To analyze historical data, it is convenient to use Reports of different types.
Unauthorized users (for example, passengers) can use Locator, which shows routes and units performing rides.
On the diagram, several arrows go from Units to other elements, which means that units can be assigned by different methods. In this section, we'll consider all possible assignment options.
But first, it should be noted that the complete list of units available to the user is displayed on the Units tab in the route properties, and if necessary, they can be associated with the route by marking the units in the list and clicking Save.
This option is used for schedules with a fixed time, i.e., if it's known in advance when and which unit should go on the route every day.
For each of these schedules, you can select an Assigned unit from the drop-down menu. At first, this menu displays a list of units associated with the route, but after clicking on the chain icon in the menu, all units available to the user will be visible.
This option is used when the ride is performed by the first unit that went on it.
If you enable the Assign units automatically option on the Units tab in the route properties, NimBus will track all units associated with the route and will assign to the ride the unit that visits the first stop before the others.
If a unit does not go to the ride according to a fixed schedule, the dispatcher can change it manually in the drop-down menu on the Rides tab.
Also, manual assignment can be used if it's not known in advance which unit will perform the ride on a certain day. In this case, you do not need to assign units to schedules, and all the work will be done only through the Rides tab.
Since a ride is a departure of a unit according to a schedule, and a block is a set of schedules, the unit can be assigned manually to the entire block at a time.
Usually block is the most complicated term for new NimBus users to understand, since most people are passengers and have never looked at the operation of fleets, tram depots, etc. as drivers or dispatchers do. To understand the essence of blocks, let's consider the following example, and you'll see how you can put in order multiple schedules of the same route using blocks.
Suppose there is 1 garage and 4 stops combined into route #32. For simplicity, let's assume that the distance between successive stops or between the garage and the following stop takes 10 minutes.
Route #32 has 4 versions with different descriptions:
Each route taxi must go to the route from the garage, drive the direct route and the return route 3 times, and then come back to the garage. The break between each direct route and return route pair will be 9 minutes. There will be 3 route taxis in total, the first one leaves the garage at 8:00, and the following taxis leave it within 23 minutes of each other.
As a result, we get planned rides along 4 created routes:

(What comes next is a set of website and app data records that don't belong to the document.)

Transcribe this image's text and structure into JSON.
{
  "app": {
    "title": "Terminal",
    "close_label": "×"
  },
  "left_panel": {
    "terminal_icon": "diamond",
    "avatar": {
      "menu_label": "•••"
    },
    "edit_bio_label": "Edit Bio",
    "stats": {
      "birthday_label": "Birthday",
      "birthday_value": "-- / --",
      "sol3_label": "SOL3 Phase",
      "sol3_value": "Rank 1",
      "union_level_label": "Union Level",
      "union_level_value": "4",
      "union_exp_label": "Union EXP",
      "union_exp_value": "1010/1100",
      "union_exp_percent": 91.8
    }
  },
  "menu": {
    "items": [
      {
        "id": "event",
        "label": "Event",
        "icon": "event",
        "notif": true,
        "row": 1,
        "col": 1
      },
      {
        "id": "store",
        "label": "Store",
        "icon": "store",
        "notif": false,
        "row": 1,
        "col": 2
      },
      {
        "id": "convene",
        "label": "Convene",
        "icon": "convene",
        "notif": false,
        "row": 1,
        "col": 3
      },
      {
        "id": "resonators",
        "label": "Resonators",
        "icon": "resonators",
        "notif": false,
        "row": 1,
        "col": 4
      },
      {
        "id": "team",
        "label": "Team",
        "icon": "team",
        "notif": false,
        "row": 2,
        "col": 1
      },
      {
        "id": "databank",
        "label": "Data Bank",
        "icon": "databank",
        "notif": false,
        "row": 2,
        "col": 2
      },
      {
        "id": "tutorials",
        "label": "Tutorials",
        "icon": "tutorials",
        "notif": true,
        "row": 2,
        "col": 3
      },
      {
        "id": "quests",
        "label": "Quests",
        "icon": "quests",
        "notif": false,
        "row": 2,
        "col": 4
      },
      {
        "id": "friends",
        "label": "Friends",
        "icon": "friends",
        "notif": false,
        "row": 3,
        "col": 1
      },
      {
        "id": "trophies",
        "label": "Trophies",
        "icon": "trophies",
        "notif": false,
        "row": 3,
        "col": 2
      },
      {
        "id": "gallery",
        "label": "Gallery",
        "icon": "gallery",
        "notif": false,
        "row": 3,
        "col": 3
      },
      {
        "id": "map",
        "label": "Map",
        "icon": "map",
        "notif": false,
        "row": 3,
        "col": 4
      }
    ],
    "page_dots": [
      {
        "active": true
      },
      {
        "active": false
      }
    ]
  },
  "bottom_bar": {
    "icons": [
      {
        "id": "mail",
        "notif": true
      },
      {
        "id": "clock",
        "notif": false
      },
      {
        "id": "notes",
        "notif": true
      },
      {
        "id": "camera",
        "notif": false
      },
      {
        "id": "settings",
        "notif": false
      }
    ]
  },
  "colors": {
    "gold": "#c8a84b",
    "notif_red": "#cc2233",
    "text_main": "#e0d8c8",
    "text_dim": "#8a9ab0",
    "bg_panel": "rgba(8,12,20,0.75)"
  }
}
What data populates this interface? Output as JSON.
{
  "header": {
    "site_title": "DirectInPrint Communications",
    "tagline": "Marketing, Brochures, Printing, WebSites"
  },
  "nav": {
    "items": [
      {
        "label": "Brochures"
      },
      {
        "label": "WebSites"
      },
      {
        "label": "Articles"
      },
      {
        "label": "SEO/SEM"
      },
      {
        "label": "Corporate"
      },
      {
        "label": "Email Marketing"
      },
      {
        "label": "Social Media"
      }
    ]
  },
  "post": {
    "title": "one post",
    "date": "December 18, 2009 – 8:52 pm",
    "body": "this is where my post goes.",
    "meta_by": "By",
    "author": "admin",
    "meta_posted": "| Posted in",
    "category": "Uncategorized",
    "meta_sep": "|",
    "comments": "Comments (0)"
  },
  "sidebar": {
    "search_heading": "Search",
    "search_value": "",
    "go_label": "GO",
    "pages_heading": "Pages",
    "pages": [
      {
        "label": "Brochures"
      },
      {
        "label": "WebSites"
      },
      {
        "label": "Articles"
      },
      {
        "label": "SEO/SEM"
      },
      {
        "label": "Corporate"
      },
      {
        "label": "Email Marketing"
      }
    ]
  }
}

In my opinion, understanding even such a few elements can already be quite difficult, so let's try to add blocks.
Each block is meant for a separate route taxi. You'll need to choose schedules for it one by one, considering the breaks: start (way to the 1st stop), direct route, return route, a 9-minute break, direct route, return route, a 9-minute break, direct route, return route, end (way to the garage).
At first, a lot of schedules will be displayed on the page, but step by step, the amount of information displayed will decrease, since one schedule cannot be used in several blocks.
The number of schedules before the creation of blocks:
The creation of a block named Taxi 1:
The creation of a block named Taxi 2:
The creation of a block named Taxi 3:
After adding all the blocks, the result will look like this:
As a result, the dispatcher can see the amount of work for the current day for a particular unit, and, consequently, for a particular driver. Also, using blocks, it will be easier for the dispatcher to assign units to several rides at once.